§ **Work instructions**:
What lines below contain the word "emoji"? Please pull each one out.

[Page and application data records]
________________________

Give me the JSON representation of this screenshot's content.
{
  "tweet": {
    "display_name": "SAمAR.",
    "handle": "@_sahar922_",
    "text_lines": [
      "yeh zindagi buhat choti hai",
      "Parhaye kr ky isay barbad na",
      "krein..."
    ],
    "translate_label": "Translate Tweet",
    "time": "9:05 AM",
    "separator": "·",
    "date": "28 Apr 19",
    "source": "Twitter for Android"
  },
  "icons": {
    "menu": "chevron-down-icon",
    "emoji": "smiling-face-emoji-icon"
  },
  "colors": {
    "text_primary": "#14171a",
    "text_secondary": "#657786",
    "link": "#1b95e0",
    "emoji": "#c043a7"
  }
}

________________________

§ **Solution to the problem**:
    "emoji": "smiling-face-emoji-icon"
    "emoji": "#c043a7"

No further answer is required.